Friday, September 9, 2011 - 3:30pm to 5:00pm
Place: 
319 Walker Building and 112 Walker Building

On Friday, September 9, 2011, Penn State geography alumnus Kolson Schlosser, currently a visiting professor at Slippery Rock University, will present the talk based on his focus group research conducted among Inuit communities on the arctic coast in Kugluktuk, Nunavut, the largest territory in Canada.  

 

Abstract 

The global diamond industry has changed significantly in recent decades, not least in terms of its spatial configuration across the globe. This presentation first reviews some of those changes, but focuses on their material manifestations in northern Canada as Canadian diamonds are constructed as ethical alternatives to African ‘conflict diamonds.’ This study is based upon focus groups conducted in Kugluktuk, Nunavut to illustrate local perceptions of and responses to the Canadian diamond industry. Such perspectives are crucial to better inform and historicize industry mobilizations of ‘fair trade’ rhetoric to market Canadian diamonds. Fair trade rhetorics often rely on consumer anxieties about social justice, anxieties which need to be seen in the context of both positive and negative perceptions in Inuit communities about long term cultural and social change. This is important in order to more fully understand meaning and power within diamond commodity chains. Doing so helps show ‘ethical consumption’ as part of an ongoing process of commoditization rather than as a consumer-directed social movement. Putting the issues in these terms also helps analyze how power is mobilized at multiple sites and multiple spatial and temporal scales, and how this morphs onto local realities in Kugluktuk. To learn more about Nunavut, visit: http://en.wikipedia.org/wiki/Nunavut

 

Speaker Bio

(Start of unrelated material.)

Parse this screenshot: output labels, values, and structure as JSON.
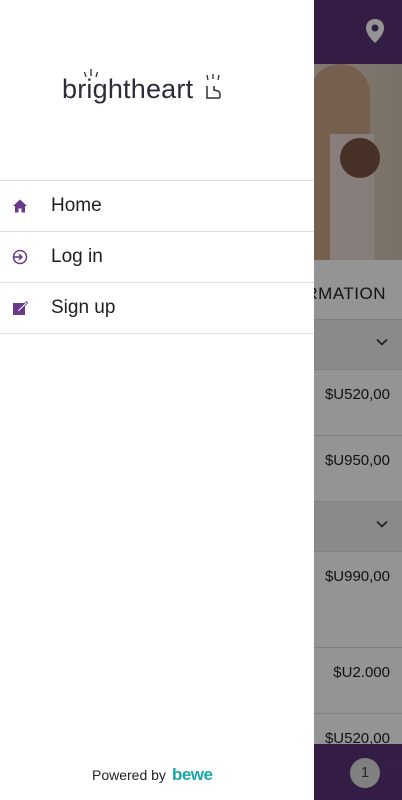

Kolson Schlosser obtained a PhD in Penn State’s Department of Geography in 2007, and is currently a visiting assistant professor in the Department of Geography, Geology and Environment at Slippery Rock University. His current research focuses on the political ecology of mineral resource extraction in northern North America, particularly as it intersects with the global diamond industry, though he has also published on the topics of oil development in Alaska, theories of bio-politics, and nationalism. His dissertation at Penn State was a historical geography of population-resource theory as it impacted U.S. foreign policy in the early Cold War.